Pick out each line of the records in which the word "title" appears.

▸ **INFORMATION PROVIDED**
****

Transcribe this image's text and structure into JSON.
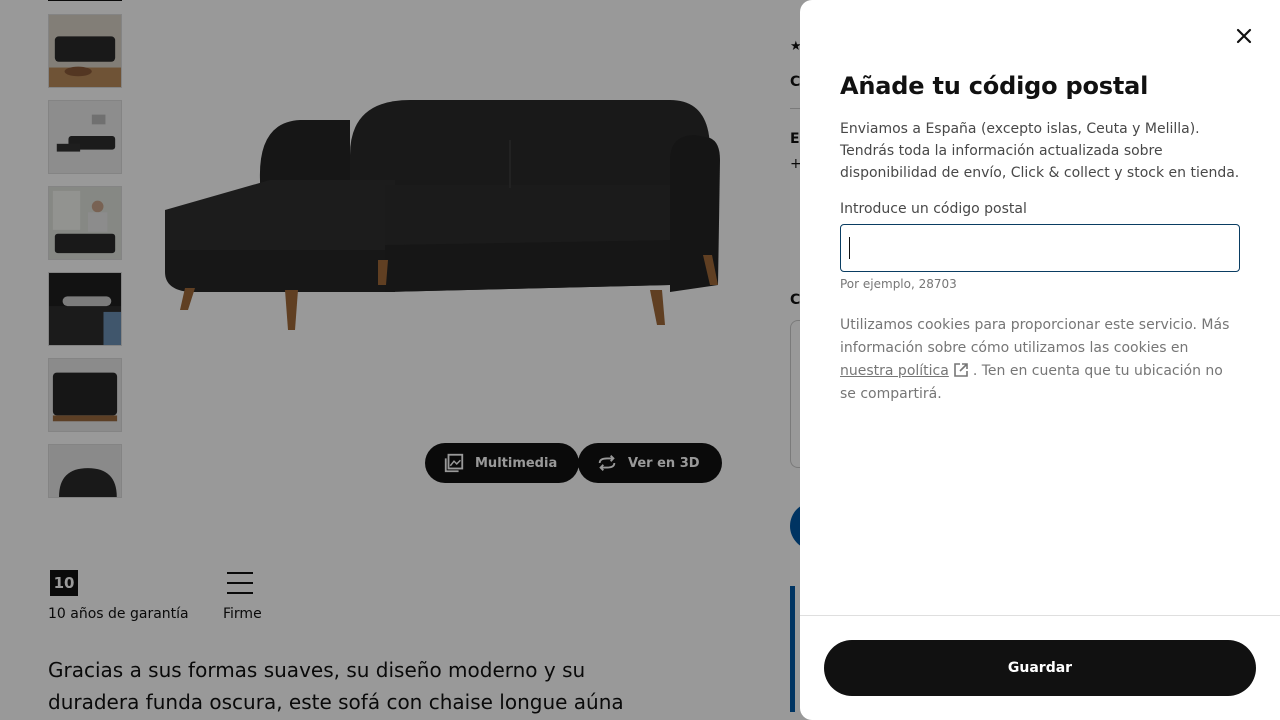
{
  "background_page": {
    "media_buttons": {
      "multimedia_label": "Multimedia",
      "view3d_label": "Ver en 3D"
    },
    "features": [
      {
        "badge": "10",
        "label": "10 años de garantía"
      },
      {
        "label": "Firme"
      }
    ],
    "description": "Gracias a sus formas suaves, su diseño moderno y su duradera funda oscura, este sofá con chaise longue aúna",
    "right_column_fragments": {
      "rating_star": "★",
      "heading_c": "C",
      "heading_el": "El",
      "plus": "+",
      "heading_c2": "C"
    }
  },
  "modal": {
    "title": "Añade tu código postal",
    "intro": "Enviamos a España (excepto islas, Ceuta y Melilla). Tendrás toda la información actualizada sobre disponibilidad de envío, Click & collect y stock en tienda.",
    "input_label": "Introduce un código postal",
    "input_value": "",
    "helper_text": "Por ejemplo, 28703",
    "cookie_text_before": "Utilizamos cookies para proporcionar este servicio. Más información sobre cómo utilizamos las cookies en ",
    "cookie_link": "nuestra política",
    "cookie_text_after": ". Ten en cuenta que tu ubicación no se compartirá.",
    "save_label": "Guardar"
  },
  "colors": {
    "accent_blue": "#0058a3",
    "button_dark": "#111111",
    "overlay": "rgba(0,0,0,0.4)"
  }
}
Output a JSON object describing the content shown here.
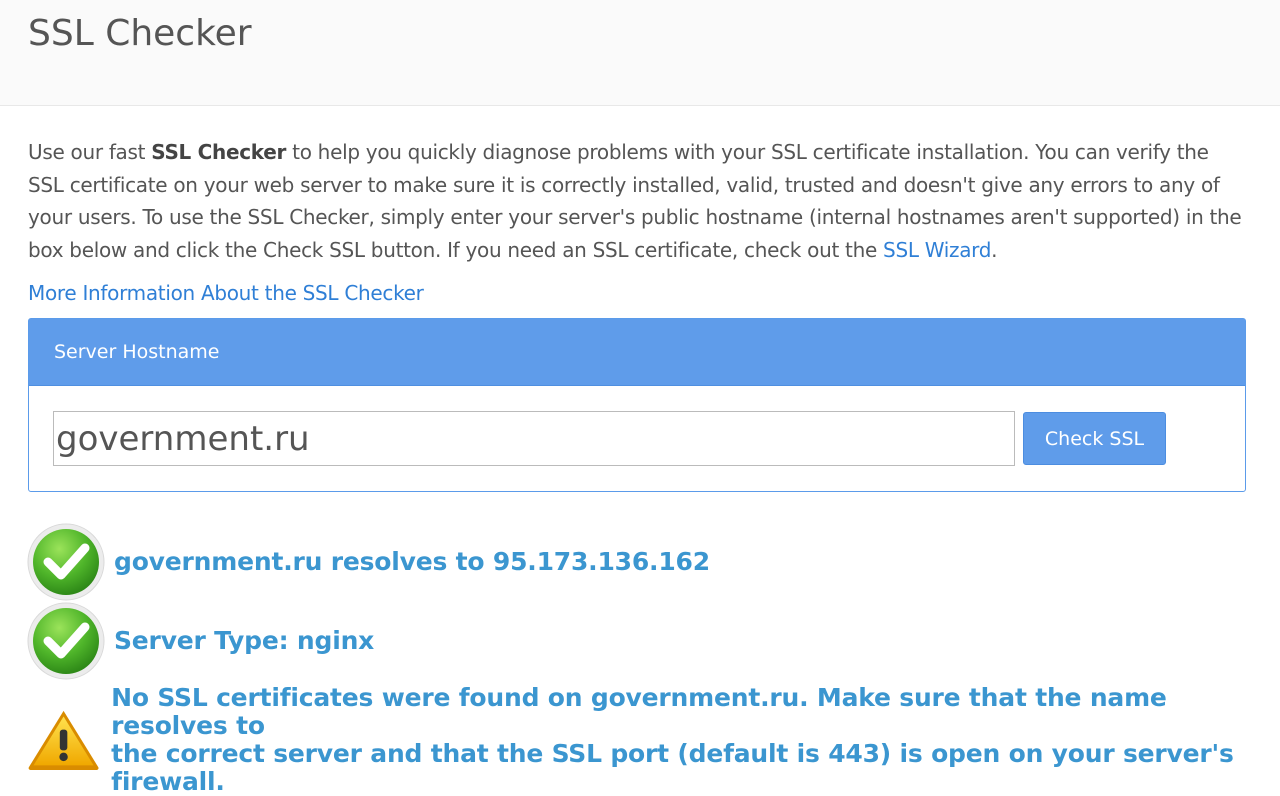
{
  "header": {
    "title": "SSL Checker"
  },
  "intro": {
    "prefix": "Use our fast ",
    "bold": "SSL Checker",
    "body": " to help you quickly diagnose problems with your SSL certificate installation. You can verify the SSL certificate on your web server to make sure it is correctly installed, valid, trusted and doesn't give any errors to any of your users. To use the SSL Checker, simply enter your server's public hostname (internal hostnames aren't supported) in the box below and click the Check SSL button. If you need an SSL certificate, check out the ",
    "wizard_link": "SSL Wizard",
    "suffix": "."
  },
  "more_info_link": "More Information About the SSL Checker",
  "form": {
    "heading": "Server Hostname",
    "hostname_value": "government.ru",
    "button_label": "Check SSL"
  },
  "results": [
    {
      "status": "ok",
      "icon": "green-check-icon",
      "text": "government.ru resolves to 95.173.136.162"
    },
    {
      "status": "ok",
      "icon": "green-check-icon",
      "text": "Server Type: nginx"
    },
    {
      "status": "warning",
      "icon": "warning-triangle-icon",
      "line1": "No SSL certificates were found on government.ru. Make sure that the name resolves to",
      "line2": "the correct server and that the SSL port (default is 443) is open on your server's firewall."
    }
  ],
  "colors": {
    "accent": "#5f9cea",
    "link": "#2f7fd6",
    "result_text": "#3b96d0",
    "success": "#5fbf2c",
    "warning": "#f5b400"
  }
}
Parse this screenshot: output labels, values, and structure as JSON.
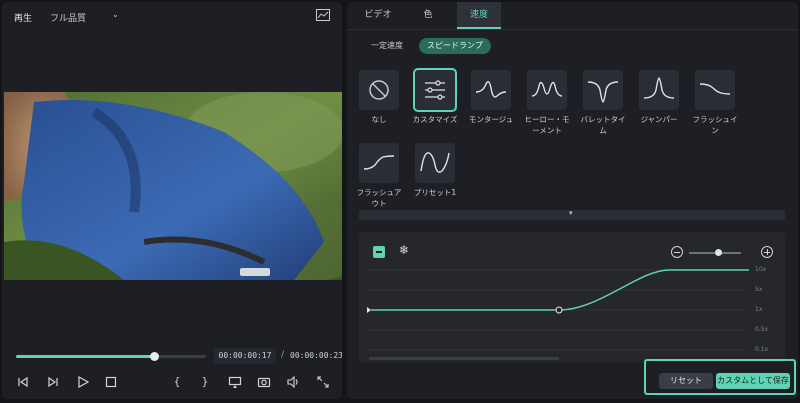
{
  "player": {
    "play_label": "再生",
    "quality": "フル品質",
    "progress": 0.725,
    "current_time": "00:00:00:17",
    "separator": "/",
    "total_time": "00:00:00:23",
    "control_icons": [
      "prev-frame-icon",
      "next-frame-icon",
      "play-icon",
      "stop-icon",
      "mark-in-icon",
      "mark-out-icon",
      "display-icon",
      "snapshot-icon",
      "volume-icon",
      "fullscreen-icon"
    ],
    "mark_in_glyph": "{",
    "mark_out_glyph": "}"
  },
  "tabs": [
    {
      "label": "ビデオ",
      "active": false
    },
    {
      "label": "色",
      "active": false
    },
    {
      "label": "速度",
      "active": true
    }
  ],
  "subtabs": [
    {
      "label": "一定速度",
      "active": false
    },
    {
      "label": "スピードランプ",
      "active": true
    }
  ],
  "presets": [
    {
      "label": "なし",
      "icon": "none-icon"
    },
    {
      "label": "カスタマイズ",
      "icon": "sliders-icon",
      "selected": true
    },
    {
      "label": "モンタージュ",
      "icon": "montage-curve-icon"
    },
    {
      "label": "ヒーロー・モーメント",
      "icon": "hero-moment-curve-icon"
    },
    {
      "label": "バレットタイム",
      "icon": "bullet-time-curve-icon"
    },
    {
      "label": "ジャンパー",
      "icon": "jumper-curve-icon"
    },
    {
      "label": "フラッシュイン",
      "icon": "flash-in-curve-icon"
    },
    {
      "label": "フラッシュアウト",
      "icon": "flash-out-curve-icon"
    },
    {
      "label": "プリセット1",
      "icon": "preset-curve-icon"
    }
  ],
  "graph": {
    "y_labels": [
      "10x",
      "5x",
      "1x",
      "0.5x",
      "0.1x"
    ]
  },
  "buttons": {
    "reset": "リセット",
    "save_custom": "カスタムとして保存"
  },
  "colors": {
    "accent": "#5fd3b3",
    "panel": "#1d1f24",
    "background": "#141518"
  }
}
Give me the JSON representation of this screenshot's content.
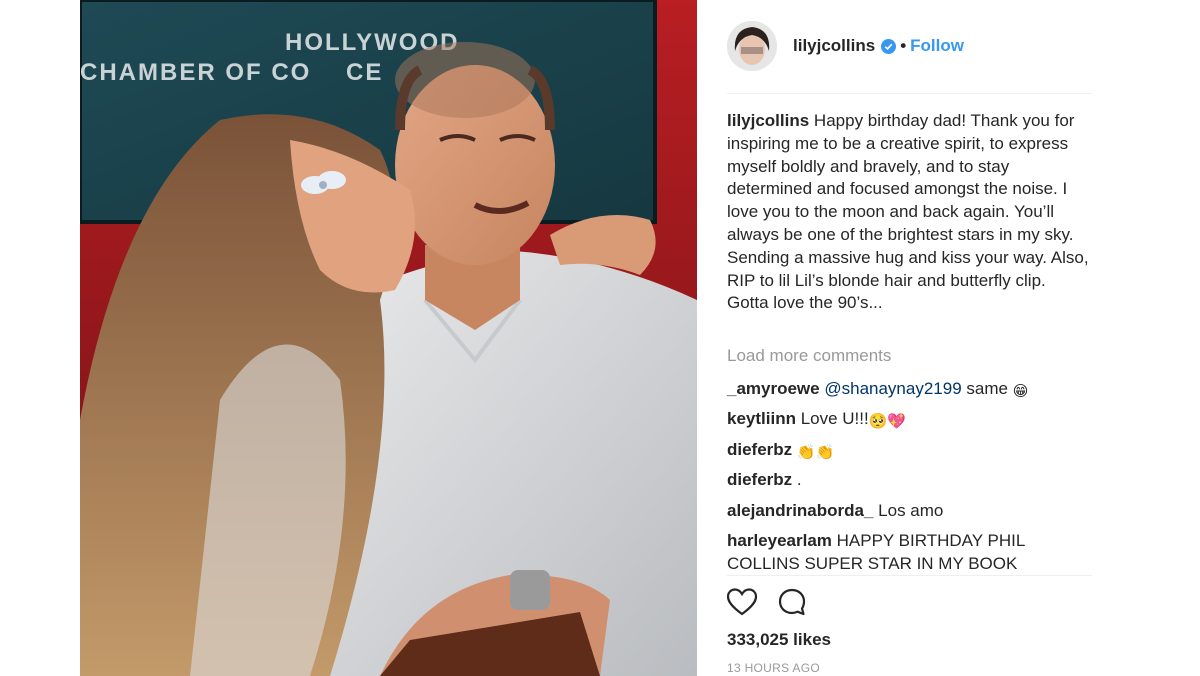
{
  "photo": {
    "sign_line1": "HOLLYWOOD",
    "sign_line2": "CHAMBER OF CO    CE"
  },
  "post": {
    "username": "lilyjcollins",
    "follow_label": "Follow",
    "separator": "•",
    "caption_user": "lilyjcollins",
    "caption_text": " Happy birthday dad! Thank you for inspiring me to be a creative spirit, to express myself boldly and bravely, and to stay determined and focused amongst the noise. I love you to the moon and back again. You’ll always be one of the brightest stars in my sky. Sending a massive hug and kiss your way. Also, RIP to lil Lil’s blonde hair and butterfly clip. Gotta love the 90’s...",
    "load_more": "Load more comments",
    "comments": [
      {
        "user": "_amyroewe",
        "mention": "@shanaynay2199",
        "text": " same ",
        "emoji": "😁"
      },
      {
        "user": "keytliinn",
        "mention": "",
        "text": " Love U!!!",
        "emoji": "🥺💖"
      },
      {
        "user": "dieferbz",
        "mention": "",
        "text": " ",
        "emoji": "👏👏"
      },
      {
        "user": "dieferbz",
        "mention": "",
        "text": " .",
        "emoji": ""
      },
      {
        "user": "alejandrinaborda_",
        "mention": "",
        "text": " Los amo",
        "emoji": ""
      },
      {
        "user": "harleyearlam",
        "mention": "",
        "text": " HAPPY BIRTHDAY PHIL COLLINS SUPER STAR IN MY BOOK",
        "emoji": ""
      }
    ],
    "likes": "333,025 likes",
    "time": "13 HOURS AGO",
    "icons": [
      "heart-icon",
      "comment-icon",
      "verified-badge-icon"
    ],
    "colors": {
      "follow": "#3897f0",
      "mention": "#003569",
      "muted": "#999999",
      "text": "#262626"
    }
  }
}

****

▸ **EXERCISE RESULT**
    "title": "Añade tu código postal",
    "title": "SSL Checker"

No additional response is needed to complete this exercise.